IBM InfoSphere Streams
IBM InfoSphere Streams enables continuous and extremely fast analysis of massive volumes of information-in-motion to help improve business insights and decision making.
Much more information here:
This technology has substantial applications in the health sector. See here for details:
May 26, 2009
Definitely one to keep an eye on.
Fifth we have:
Reprinted from INSIDE CONSUMER-DIRECTED CARE, a biweekly newsletter with timely news and insightful analysis of benefit design, contracts, market strategies and financial results.
By Michael E. Carbine, Managing Editor, (firstname.lastname@example.org)
As health plans search for ways to reach and motivate members to become more engaged in their health, they say that one lesson stands out loud and clear: In today's world, people won't come to you on your terms. Health plans that reach out to their members on their terms using tools that reach them wherever they happen to be with tailored, focused messages stand the best chance of success. And one effective way to do this is with cell phones and other mobile devices.
"Everyone is talking mobile because of its potential reach," Robert Schwarzberg, M.D., president and CEO of Sensei Inc., tells ICDC. "The multiple technologies and two-way communication capabilities of today's mobile devices create a powerful opportunity," he says. "We're engaging in activities that affect our health in positive or negative ways throughout the day and wherever we happen to be, and we tend to have our mobile devices with us throughout the day and wherever we happen to be."
Vastly more here:
Lots of useful information on an emerging area.
Sixth we have:
By Teresa Smith, Canwest News Service
Procedures for alerting patients who may have been affected by an error at a health-care facility need to be changed, according to a study by researchers at Cancer Care Ontario and the University of Toronto.

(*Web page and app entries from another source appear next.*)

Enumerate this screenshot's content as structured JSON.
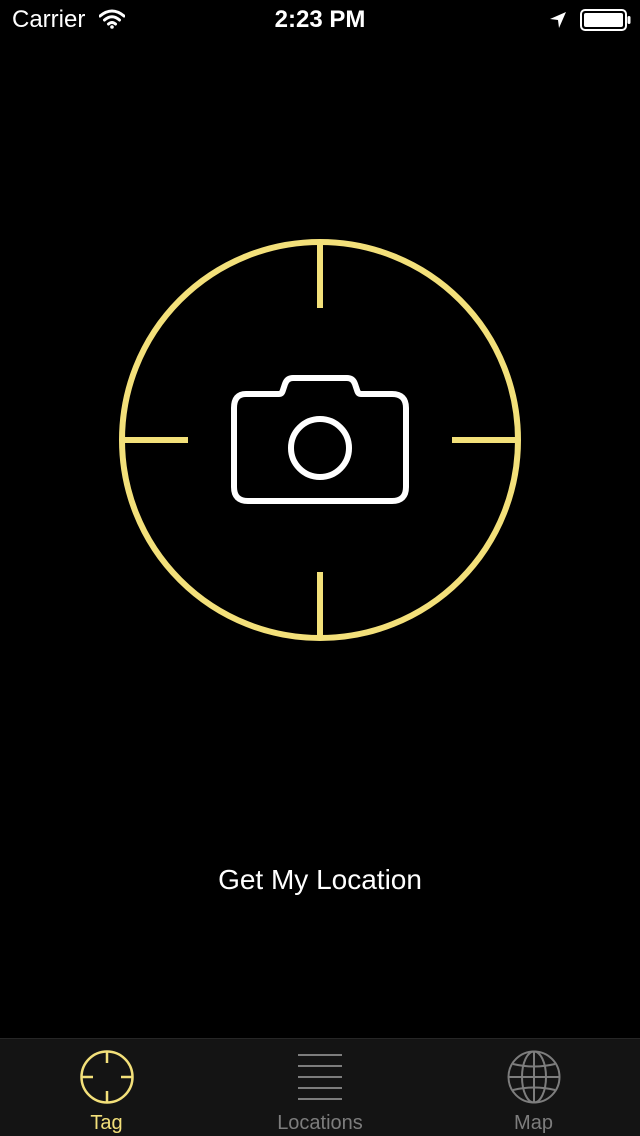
{
  "status_bar": {
    "carrier": "Carrier",
    "time": "2:23 PM",
    "icons": [
      "wifi-icon",
      "location-arrow-icon",
      "battery-icon"
    ]
  },
  "main": {
    "tag_button": {
      "icons": [
        "crosshair-ring",
        "camera-icon"
      ]
    },
    "get_location_label": "Get My Location"
  },
  "tab_bar": {
    "tabs": [
      {
        "label": "Tag",
        "icon": "crosshair-icon",
        "selected": true
      },
      {
        "label": "Locations",
        "icon": "list-lines-icon",
        "selected": false
      },
      {
        "label": "Map",
        "icon": "globe-icon",
        "selected": false
      }
    ]
  },
  "colors": {
    "background": "#000000",
    "accent_yellow": "#f3e07a",
    "tab_inactive": "#7d7d7d",
    "tab_bar_bg": "#141414",
    "text": "#ffffff"
  }
}
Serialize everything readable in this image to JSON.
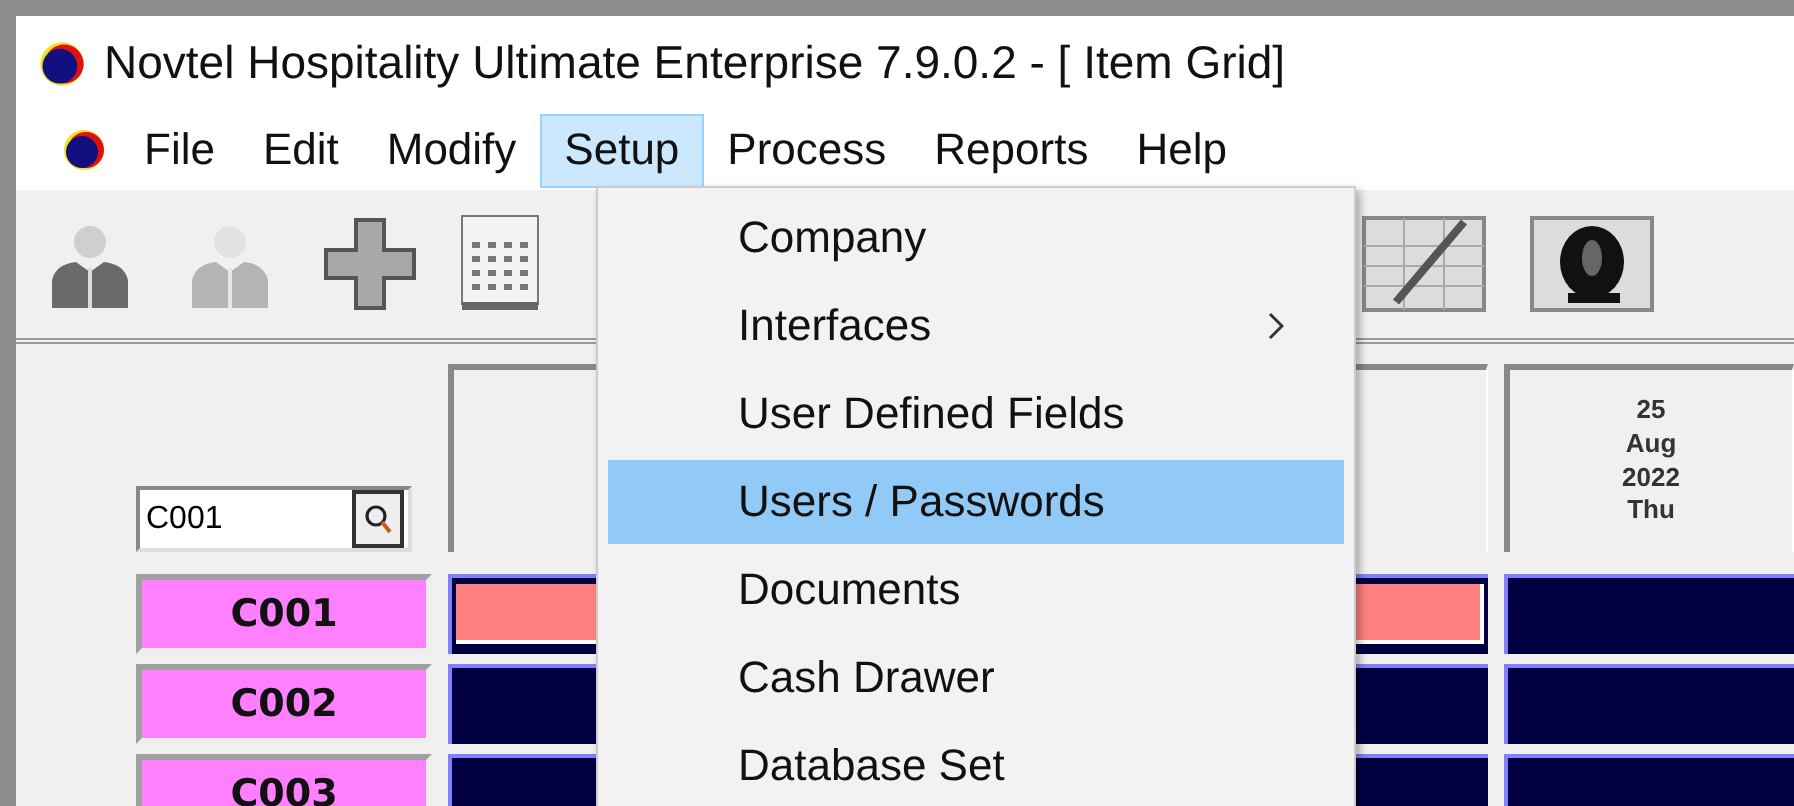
{
  "window": {
    "title": "Novtel Hospitality Ultimate Enterprise 7.9.0.2 - [ Item Grid]"
  },
  "menu_bar": [
    {
      "label": "File",
      "selected": false
    },
    {
      "label": "Edit",
      "selected": false
    },
    {
      "label": "Modify",
      "selected": false
    },
    {
      "label": "Setup",
      "selected": true
    },
    {
      "label": "Process",
      "selected": false
    },
    {
      "label": "Reports",
      "selected": false
    },
    {
      "label": "Help",
      "selected": false
    }
  ],
  "setup_menu": {
    "items": [
      {
        "label": "Company",
        "selected": false,
        "has_submenu": false
      },
      {
        "label": "Interfaces",
        "selected": false,
        "has_submenu": true
      },
      {
        "label": "User Defined Fields",
        "selected": false,
        "has_submenu": false
      },
      {
        "label": "Users / Passwords",
        "selected": true,
        "has_submenu": false
      },
      {
        "label": "Documents",
        "selected": false,
        "has_submenu": false
      },
      {
        "label": "Cash Drawer",
        "selected": false,
        "has_submenu": false
      },
      {
        "label": "Database Set",
        "selected": false,
        "has_submenu": false
      }
    ]
  },
  "grid": {
    "search": {
      "value": "C001"
    },
    "columns": [
      {},
      {
        "heading_lines": [
          "25",
          "Aug",
          "2022",
          "Thu"
        ]
      }
    ],
    "rows": [
      {
        "label": "C001",
        "cells": [
          {
            "kind": "booking"
          },
          {
            "kind": "empty"
          }
        ]
      },
      {
        "label": "C002",
        "cells": [
          {
            "kind": "empty"
          },
          {
            "kind": "empty"
          }
        ]
      },
      {
        "label": "C003",
        "cells": [
          {
            "kind": "empty"
          },
          {
            "kind": "empty"
          }
        ]
      }
    ]
  }
}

Canadian guidelines cover only errors that concern individual patients, but researchers have now come up with some steps to follow when multiple patients are involved.

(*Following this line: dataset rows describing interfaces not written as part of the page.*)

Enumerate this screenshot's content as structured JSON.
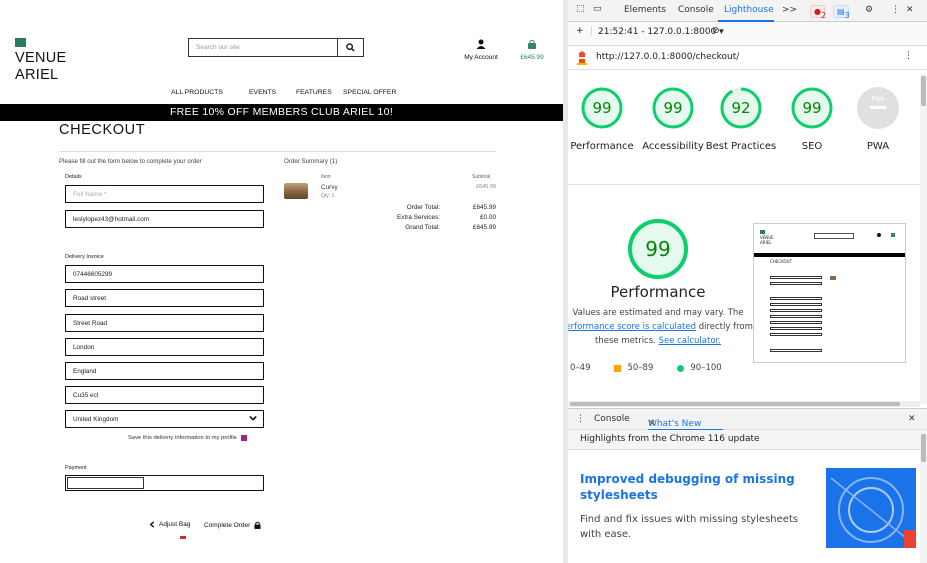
{
  "site": {
    "logo": {
      "line1": "VENUE",
      "line2": "ARIEL"
    },
    "search": {
      "placeholder": "Search our site"
    },
    "account_label": "My Account",
    "bag_total": "£645.99",
    "nav": [
      "ALL PRODUCTS",
      "EVENTS",
      "FEATURES",
      "SPECIAL OFFER"
    ],
    "banner": "FREE 10% OFF MEMBERS CLUB ARIEL 10!",
    "page_title": "CHECKOUT",
    "intro": "Please fill out the form below to complete your order",
    "details_label": "Details",
    "full_name_placeholder": "Full Name *",
    "email": "leslylopez43@hotmail.com",
    "delivery_label": "Delivery Invoice",
    "phone": "07446605299",
    "street1": "Road street",
    "street2": "Street Road",
    "town": "London",
    "county": "England",
    "postcode": "Cu35 ecl",
    "country": "United Kingdom",
    "save_info": "Save this delivery information to my profile",
    "payment_label": "Payment",
    "adjust_bag": "Adjust Bag",
    "complete_order": "Complete Order",
    "summary": {
      "title": "Order Summary (1)",
      "col_item": "Item",
      "col_subtotal": "Subtotal",
      "item_name": "Curvy",
      "item_qty": "Qty: 1",
      "item_subtotal": "£645.99",
      "order_total_label": "Order Total:",
      "order_total": "£645.99",
      "extra_label": "Extra Services:",
      "extra": "£0.00",
      "grand_label": "Grand Total:",
      "grand": "£645.99"
    }
  },
  "devtools": {
    "tabs": [
      "Elements",
      "Console",
      "Lighthouse"
    ],
    "active_tab": "Lighthouse",
    "more": ">>",
    "errors": "2",
    "messages": "3",
    "report_time": "21:52:41 - 127.0.0.1:8000",
    "url": "http://127.0.0.1:8000/checkout/",
    "scores": [
      {
        "label": "Performance",
        "value": "99"
      },
      {
        "label": "Accessibility",
        "value": "99"
      },
      {
        "label": "Best Practices",
        "value": "92"
      },
      {
        "label": "SEO",
        "value": "99"
      },
      {
        "label": "PWA",
        "value": "PWA"
      }
    ],
    "perf_score": "99",
    "perf_title": "Performance",
    "perf_text1": "Values are estimated and may vary. The",
    "perf_link": "performance score is calculated",
    "perf_text2": "directly from",
    "perf_text3": "these metrics.",
    "calc_link": "See calculator.",
    "legend": [
      "0–49",
      "50–89",
      "90–100"
    ],
    "drawer_tabs": [
      "Console",
      "What's New"
    ],
    "drawer_sub": "Highlights from the Chrome 116 update",
    "wn_title": "Improved debugging of missing stylesheets",
    "wn_text": "Find and fix issues with missing stylesheets with ease.",
    "colors": {
      "pass": "#0cce6b",
      "pass_text": "#008800",
      "average": "#ffa400",
      "fail": "#ff4e42",
      "accent": "#1a73e8",
      "brand": "#2b7a5f"
    }
  }
}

"We want to answer these questions quickly," said study co-author Roger Chafe — a researcher in cancer services and policy research at Cancer Care Ontario.

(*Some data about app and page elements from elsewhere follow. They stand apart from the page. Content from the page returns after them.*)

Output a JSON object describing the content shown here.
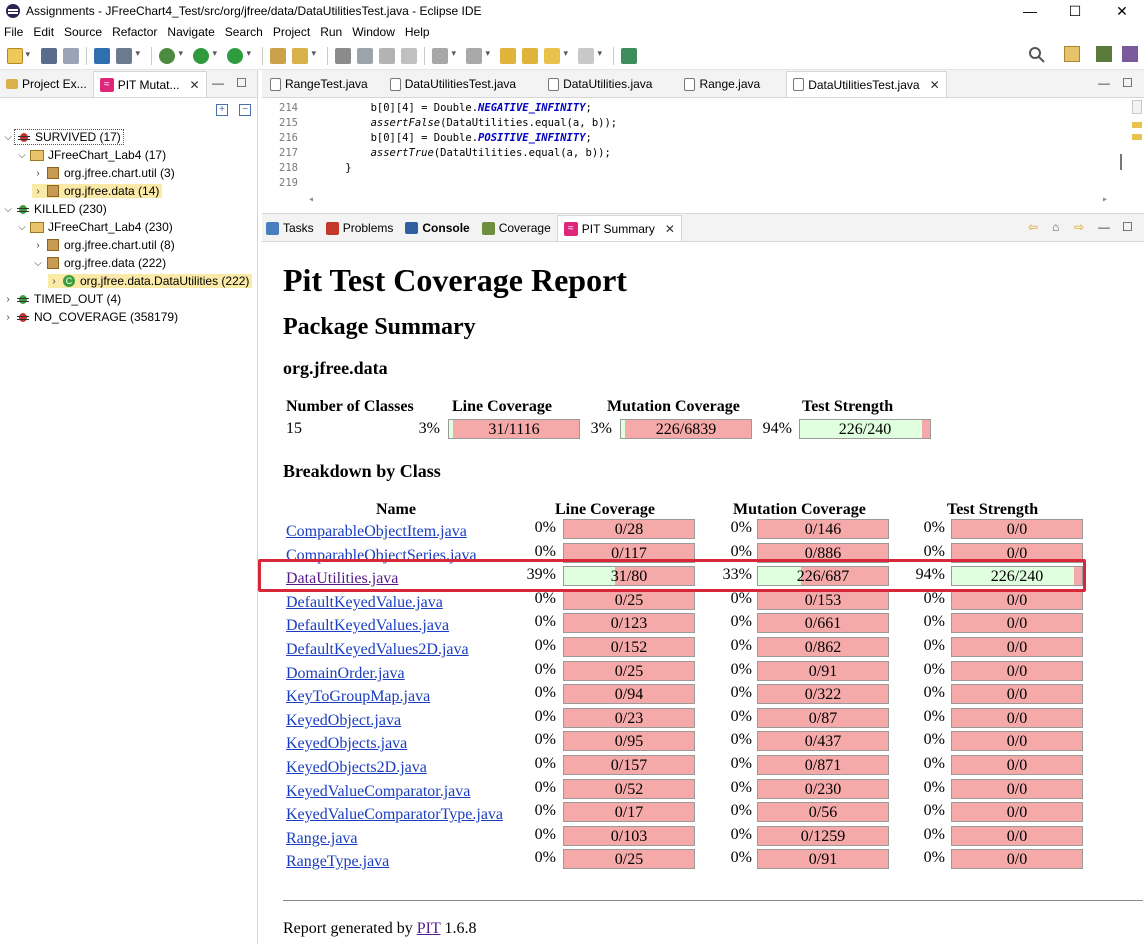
{
  "window": {
    "title": "Assignments - JFreeChart4_Test/src/org/jfree/data/DataUtilitiesTest.java - Eclipse IDE",
    "minimize": "—",
    "maximize": "☐",
    "close": "✕"
  },
  "menu": [
    "File",
    "Edit",
    "Source",
    "Refactor",
    "Navigate",
    "Search",
    "Project",
    "Run",
    "Window",
    "Help"
  ],
  "left_panel": {
    "tabs": [
      {
        "label": "Project Ex...",
        "icon": "project-explorer-icon"
      },
      {
        "label": "PIT Mutat...",
        "icon": "pit-icon",
        "active": true
      }
    ],
    "tree": [
      {
        "label": "SURVIVED (17)",
        "depth": 0,
        "expanded": true,
        "icon": "red-bug-icon",
        "selected_box": true
      },
      {
        "label": "JFreeChart_Lab4 (17)",
        "depth": 1,
        "expanded": true,
        "icon": "project-icon"
      },
      {
        "label": "org.jfree.chart.util (3)",
        "depth": 2,
        "expanded": false,
        "icon": "package-icon"
      },
      {
        "label": "org.jfree.data (14)",
        "depth": 2,
        "expanded": false,
        "icon": "package-icon",
        "highlight": true
      },
      {
        "label": "KILLED (230)",
        "depth": 0,
        "expanded": true,
        "icon": "green-bug-icon"
      },
      {
        "label": "JFreeChart_Lab4 (230)",
        "depth": 1,
        "expanded": true,
        "icon": "project-icon"
      },
      {
        "label": "org.jfree.chart.util (8)",
        "depth": 2,
        "expanded": false,
        "icon": "package-icon"
      },
      {
        "label": "org.jfree.data (222)",
        "depth": 2,
        "expanded": true,
        "icon": "package-icon"
      },
      {
        "label": "org.jfree.data.DataUtilities (222)",
        "depth": 3,
        "expanded": false,
        "icon": "class-icon",
        "highlight": true
      },
      {
        "label": "TIMED_OUT (4)",
        "depth": 0,
        "expanded": false,
        "icon": "green-bug-icon"
      },
      {
        "label": "NO_COVERAGE (358179)",
        "depth": 0,
        "expanded": false,
        "icon": "red-bug-icon"
      }
    ]
  },
  "editor": {
    "tabs": [
      {
        "label": "RangeTest.java"
      },
      {
        "label": "DataUtilitiesTest.java"
      },
      {
        "label": "DataUtilities.java"
      },
      {
        "label": "Range.java"
      },
      {
        "label": "DataUtilitiesTest.java",
        "active": true
      }
    ],
    "lines": [
      {
        "num": "214",
        "pre": "        b[0][4] = Double.",
        "field": "NEGATIVE_INFINITY",
        "post": ";"
      },
      {
        "num": "215",
        "pre": "        ",
        "italic": "assertFalse",
        "post": "(DataUtilities.equal(a, b));"
      },
      {
        "num": "216",
        "pre": "        b[0][4] = Double.",
        "field": "POSITIVE_INFINITY",
        "post": ";"
      },
      {
        "num": "217",
        "pre": "        ",
        "italic": "assertTrue",
        "post": "(DataUtilities.equal(a, b));"
      },
      {
        "num": "218",
        "pre": "    }",
        "post": ""
      },
      {
        "num": "219",
        "pre": "",
        "post": ""
      }
    ]
  },
  "bottom_panel": {
    "tabs": [
      {
        "label": "Tasks"
      },
      {
        "label": "Problems"
      },
      {
        "label": "Console"
      },
      {
        "label": "Coverage"
      },
      {
        "label": "PIT Summary",
        "active": true
      }
    ]
  },
  "report": {
    "title": "Pit Test Coverage Report",
    "package_summary": "Package Summary",
    "package_name": "org.jfree.data",
    "summary_headers": {
      "classes": "Number of Classes",
      "line": "Line Coverage",
      "mutation": "Mutation Coverage",
      "strength": "Test Strength"
    },
    "summary": {
      "classes": "15",
      "line_pct": "3%",
      "line_txt": "31/1116",
      "line_frac": 0.03,
      "mut_pct": "3%",
      "mut_txt": "226/6839",
      "mut_frac": 0.03,
      "str_pct": "94%",
      "str_txt": "226/240",
      "str_frac": 0.94
    },
    "breakdown_title": "Breakdown by Class",
    "breakdown_headers": {
      "name": "Name",
      "line": "Line Coverage",
      "mutation": "Mutation Coverage",
      "strength": "Test Strength"
    },
    "classes": [
      {
        "name": "ComparableObjectItem.java",
        "line_pct": "0%",
        "line_txt": "0/28",
        "line_frac": 0,
        "mut_pct": "0%",
        "mut_txt": "0/146",
        "mut_frac": 0,
        "str_pct": "0%",
        "str_txt": "0/0",
        "str_frac": 0
      },
      {
        "name": "ComparableObjectSeries.java",
        "line_pct": "0%",
        "line_txt": "0/117",
        "line_frac": 0,
        "mut_pct": "0%",
        "mut_txt": "0/886",
        "mut_frac": 0,
        "str_pct": "0%",
        "str_txt": "0/0",
        "str_frac": 0
      },
      {
        "name": "DataUtilities.java",
        "visited": true,
        "line_pct": "39%",
        "line_txt": "31/80",
        "line_frac": 0.39,
        "mut_pct": "33%",
        "mut_txt": "226/687",
        "mut_frac": 0.33,
        "str_pct": "94%",
        "str_txt": "226/240",
        "str_frac": 0.94
      },
      {
        "name": "DefaultKeyedValue.java",
        "line_pct": "0%",
        "line_txt": "0/25",
        "line_frac": 0,
        "mut_pct": "0%",
        "mut_txt": "0/153",
        "mut_frac": 0,
        "str_pct": "0%",
        "str_txt": "0/0",
        "str_frac": 0
      },
      {
        "name": "DefaultKeyedValues.java",
        "line_pct": "0%",
        "line_txt": "0/123",
        "line_frac": 0,
        "mut_pct": "0%",
        "mut_txt": "0/661",
        "mut_frac": 0,
        "str_pct": "0%",
        "str_txt": "0/0",
        "str_frac": 0
      },
      {
        "name": "DefaultKeyedValues2D.java",
        "line_pct": "0%",
        "line_txt": "0/152",
        "line_frac": 0,
        "mut_pct": "0%",
        "mut_txt": "0/862",
        "mut_frac": 0,
        "str_pct": "0%",
        "str_txt": "0/0",
        "str_frac": 0
      },
      {
        "name": "DomainOrder.java",
        "line_pct": "0%",
        "line_txt": "0/25",
        "line_frac": 0,
        "mut_pct": "0%",
        "mut_txt": "0/91",
        "mut_frac": 0,
        "str_pct": "0%",
        "str_txt": "0/0",
        "str_frac": 0
      },
      {
        "name": "KeyToGroupMap.java",
        "line_pct": "0%",
        "line_txt": "0/94",
        "line_frac": 0,
        "mut_pct": "0%",
        "mut_txt": "0/322",
        "mut_frac": 0,
        "str_pct": "0%",
        "str_txt": "0/0",
        "str_frac": 0
      },
      {
        "name": "KeyedObject.java",
        "line_pct": "0%",
        "line_txt": "0/23",
        "line_frac": 0,
        "mut_pct": "0%",
        "mut_txt": "0/87",
        "mut_frac": 0,
        "str_pct": "0%",
        "str_txt": "0/0",
        "str_frac": 0
      },
      {
        "name": "KeyedObjects.java",
        "line_pct": "0%",
        "line_txt": "0/95",
        "line_frac": 0,
        "mut_pct": "0%",
        "mut_txt": "0/437",
        "mut_frac": 0,
        "str_pct": "0%",
        "str_txt": "0/0",
        "str_frac": 0
      },
      {
        "name": "KeyedObjects2D.java",
        "line_pct": "0%",
        "line_txt": "0/157",
        "line_frac": 0,
        "mut_pct": "0%",
        "mut_txt": "0/871",
        "mut_frac": 0,
        "str_pct": "0%",
        "str_txt": "0/0",
        "str_frac": 0
      },
      {
        "name": "KeyedValueComparator.java",
        "line_pct": "0%",
        "line_txt": "0/52",
        "line_frac": 0,
        "mut_pct": "0%",
        "mut_txt": "0/230",
        "mut_frac": 0,
        "str_pct": "0%",
        "str_txt": "0/0",
        "str_frac": 0
      },
      {
        "name": "KeyedValueComparatorType.java",
        "line_pct": "0%",
        "line_txt": "0/17",
        "line_frac": 0,
        "mut_pct": "0%",
        "mut_txt": "0/56",
        "mut_frac": 0,
        "str_pct": "0%",
        "str_txt": "0/0",
        "str_frac": 0
      },
      {
        "name": "Range.java",
        "line_pct": "0%",
        "line_txt": "0/103",
        "line_frac": 0,
        "mut_pct": "0%",
        "mut_txt": "0/1259",
        "mut_frac": 0,
        "str_pct": "0%",
        "str_txt": "0/0",
        "str_frac": 0
      },
      {
        "name": "RangeType.java",
        "line_pct": "0%",
        "line_txt": "0/25",
        "line_frac": 0,
        "mut_pct": "0%",
        "mut_txt": "0/91",
        "mut_frac": 0,
        "str_pct": "0%",
        "str_txt": "0/0",
        "str_frac": 0
      }
    ],
    "footer_prefix": "Report generated by ",
    "footer_link": "PIT",
    "footer_version": " 1.6.8"
  },
  "colors": {
    "bar_covered": "#dfffdf",
    "bar_uncovered": "#f5a9a9",
    "highlight_box": "#d9273a",
    "tree_highlight": "#fbeaa7"
  }
}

"What's the scale of the error? How many patients might have been affected? Then, identify the patients and be well-organized to respond for any questions they may have."
The goal of the study was to provide health professionals a tool — a set of guidelines — that they can follow to streamline the disclosure process.
The authors said an electronic health record would be helpful in determining which and how many patients have been affected by an error. In this way, a simple search would reveal quickly which patients are involved, whereas, with paper records, someone has to physically examine each record to identify who may have been affected.
Details of the work here:
Seventh we have:
HDM Breaking News, May 28, 2009
A new research report on care management for the chronically ill asserts that information technology is essential to controlling costs for these patients and improving their treatment.
“Effective care management strategies require a strong foundation in data warehousing, business intelligence and clinical analytics,” according to the report from Health Industry Insights. The Framingham, Mass.-based research and consulting firm is a unit of IDC. “Population management and consumerism strategies require the ability to define specific microsegments of members.”
If the blog does not give you what you need – you can pay!
“To order the report, “Technology Selection: The Evolving Care Management Model to Address the Healthcare Crisis,” visit healthindustry-insights.com. The report costs $4,500.”
Last we have:
26 May 2009
Germany: Mobile card reader receives German certification (22 May 2009 - HealthCareITNews)
The eHealth500 mobile terminal can be used by doctors and other care providers to read and store data on Germany's electronic health cards (eGK) as well as the traditional health insurance card (KVK). Remote data storage and access is available when providers are away from their medical practice. Once back at a medical office, the stored data can be transfered via USB interface to a permanent archive. "Our mobile terminal extends support for the country's new eHealth cards to all patients, not just those who are in a doctor's office or hospital,"
Whole new issue here: